The best way to understand how questionnaires work is to see the types of questionnaires available. Some examples of a questionnaire are:
- Customer Satisfaction Questionnaire: This type of research can be used in any situation where there’s an interaction between a customer and an organization. For example, you might send a customer satisfaction survey after someone eats at your restaurant. You can use the study to determine if your staff is offering excellent customer service and a positive overall experience.
- Product Use Satisfaction: You can use this template to better understand your product’s usage trends and similar products. This also allows you to collect customer preferences about the types of products they enjoy or want to see on the market.
- Company Communications Evaluation: Unlike the other examples, a company communications evaluation looks at internal and external communications. It can be used to check if the policies of the organization are being enforced across the board, both with employees and clients.

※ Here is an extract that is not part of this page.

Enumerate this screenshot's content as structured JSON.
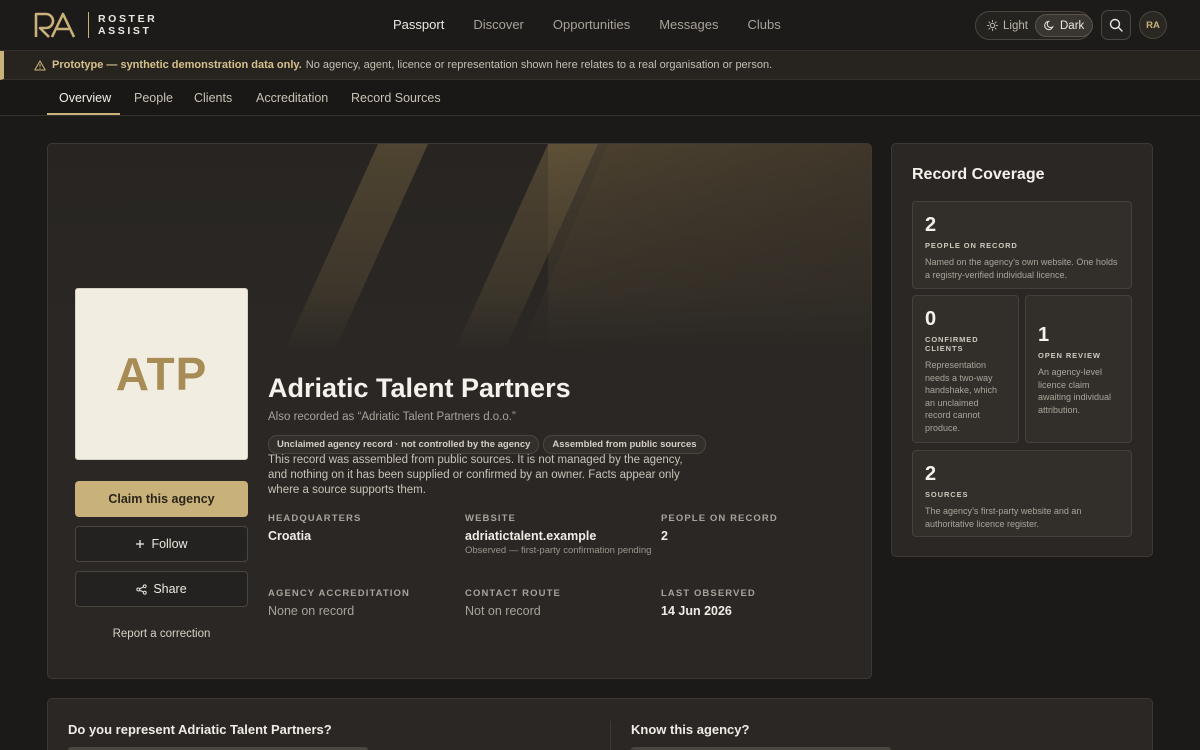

The above survey questions are typically easy to use, understand, and execute. Additionally, the standardized answers of a survey questionnaire instead of a person-to-person conversation make it easier to compile useable data.
The most significant limitation of a data collection questionnaire is that respondents need to read all of the questions and respond to them. For example, you send an invitation through email asking respondents to complete the questions on social media. If a target respondent doesn’t have the right social media profiles, they can’t answer your questions.
Learn More: 350+ Free Survey Examples and Templates